Early records could only hold a few minutes of audio, so orating an entire book was still impossible. However, the amount of time did allow for children’s verses and poetry.


The Library of Congress invested in the “Books for the Adult Blind Project.” Early recordings included readings of Helen Keller, The Bible, O. Henry, and Edgar Allen Poe. Since many soldiers sustained eye injuries during WWI, and later WWII, there was a continued focus moving forward to provide veterans and other visually impaired Americans with access to books in audio form. The U.K. invested in similar programs around this era as well.

The G.I. Bill passed near the end of WWII and ensured that veterans were given stipends to pay for college education.
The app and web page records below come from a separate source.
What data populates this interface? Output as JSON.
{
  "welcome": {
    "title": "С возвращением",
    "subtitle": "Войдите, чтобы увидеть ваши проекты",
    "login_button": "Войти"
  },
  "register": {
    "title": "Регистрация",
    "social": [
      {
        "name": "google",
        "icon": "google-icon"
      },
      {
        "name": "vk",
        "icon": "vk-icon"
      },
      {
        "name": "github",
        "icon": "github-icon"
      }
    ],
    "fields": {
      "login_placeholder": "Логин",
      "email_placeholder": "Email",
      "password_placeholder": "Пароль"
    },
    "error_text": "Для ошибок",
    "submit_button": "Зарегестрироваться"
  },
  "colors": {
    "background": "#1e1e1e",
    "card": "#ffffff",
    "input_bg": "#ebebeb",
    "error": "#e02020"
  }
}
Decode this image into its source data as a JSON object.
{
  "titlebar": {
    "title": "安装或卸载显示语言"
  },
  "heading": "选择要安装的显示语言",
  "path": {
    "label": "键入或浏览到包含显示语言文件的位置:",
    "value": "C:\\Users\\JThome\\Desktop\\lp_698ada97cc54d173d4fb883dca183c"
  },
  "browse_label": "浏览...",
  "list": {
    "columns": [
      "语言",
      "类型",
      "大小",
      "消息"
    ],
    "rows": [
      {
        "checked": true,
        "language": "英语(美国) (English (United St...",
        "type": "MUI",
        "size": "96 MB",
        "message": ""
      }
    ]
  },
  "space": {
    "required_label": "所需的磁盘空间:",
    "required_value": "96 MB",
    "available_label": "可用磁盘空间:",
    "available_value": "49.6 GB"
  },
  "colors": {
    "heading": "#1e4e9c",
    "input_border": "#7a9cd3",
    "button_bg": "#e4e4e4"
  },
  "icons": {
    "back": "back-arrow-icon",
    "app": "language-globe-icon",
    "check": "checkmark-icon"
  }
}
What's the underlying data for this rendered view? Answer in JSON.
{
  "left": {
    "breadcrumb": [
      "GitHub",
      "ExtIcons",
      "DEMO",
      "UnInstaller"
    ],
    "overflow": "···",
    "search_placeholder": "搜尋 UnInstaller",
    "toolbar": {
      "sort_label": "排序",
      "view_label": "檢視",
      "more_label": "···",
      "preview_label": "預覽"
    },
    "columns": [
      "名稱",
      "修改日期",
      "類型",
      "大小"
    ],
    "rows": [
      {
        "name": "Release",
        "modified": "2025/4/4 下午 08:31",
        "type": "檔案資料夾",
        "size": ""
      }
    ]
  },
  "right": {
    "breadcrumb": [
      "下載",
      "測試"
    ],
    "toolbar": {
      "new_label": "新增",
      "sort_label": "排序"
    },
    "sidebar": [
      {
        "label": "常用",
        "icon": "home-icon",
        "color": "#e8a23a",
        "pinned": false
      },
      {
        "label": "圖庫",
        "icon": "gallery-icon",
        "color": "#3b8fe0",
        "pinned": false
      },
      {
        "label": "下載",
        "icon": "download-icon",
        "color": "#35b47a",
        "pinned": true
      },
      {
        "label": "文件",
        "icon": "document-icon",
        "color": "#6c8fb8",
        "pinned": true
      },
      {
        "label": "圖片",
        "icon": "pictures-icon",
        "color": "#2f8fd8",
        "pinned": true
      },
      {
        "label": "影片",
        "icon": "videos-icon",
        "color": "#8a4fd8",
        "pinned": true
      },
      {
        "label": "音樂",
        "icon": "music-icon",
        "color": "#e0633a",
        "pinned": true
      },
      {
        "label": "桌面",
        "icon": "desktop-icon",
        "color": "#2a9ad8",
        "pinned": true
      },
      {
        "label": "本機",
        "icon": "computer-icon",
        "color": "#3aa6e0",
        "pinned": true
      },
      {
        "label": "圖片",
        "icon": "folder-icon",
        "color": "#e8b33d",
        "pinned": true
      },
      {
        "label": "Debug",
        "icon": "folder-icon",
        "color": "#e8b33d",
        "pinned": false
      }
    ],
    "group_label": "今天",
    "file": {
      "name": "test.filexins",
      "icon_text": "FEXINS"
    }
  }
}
To help newly blind soldiers, the New York Public Library’s Women’s Auxiliary, spearheaded by Anne T. MacDonald, developed Recording for the Blind. The organization set up a studio to record textbooks passages for veterans and others who needed access to recordings for education.


Caedmon Records produced one of the most well-known early audio recordings – a reading by Dylan Thomas. Side A included a collection of his poems, while the B side held a recording of A Child’s Christmas in Wales. Caedmon Records was created by two recent college grads, Barbara Holdridge and Marianne Roney, who went on to record readings by Eudora Welty, T.S. Eliot, and William Faulkner, according to NPR.

In speaking with NPR, Holdridge notes, “We did not want to do a collection of great voices or important literary voices. We wanted them to read as though they were recreating the moment of inspiration. They did exactly that. They read with a feeling, an inspiration that came through.”

Today, Caedmon is part of HarperCollins.


Audiocassettes are invented! They are unanimously adapted as the bright future of audiobooks (still called “talking books” at the time). These become the bees knees and the medium grows in popularity.


Once CDs make it big, bestsellers get recorded on audio left and right. Audiobooks become the perfect roadtrip entertainment but are clunky and impractical for carrying around day to day unless you’re a determined middle schooler with a Walkman and a dream.


We have a wealth of technology and enjoying audiobooks through newfangled smartphones is easy as pie.

I hope you all imagined mustache superstar Tom Selleck reading the second half of this article like it was a commercial by the Florida Department of Citrus.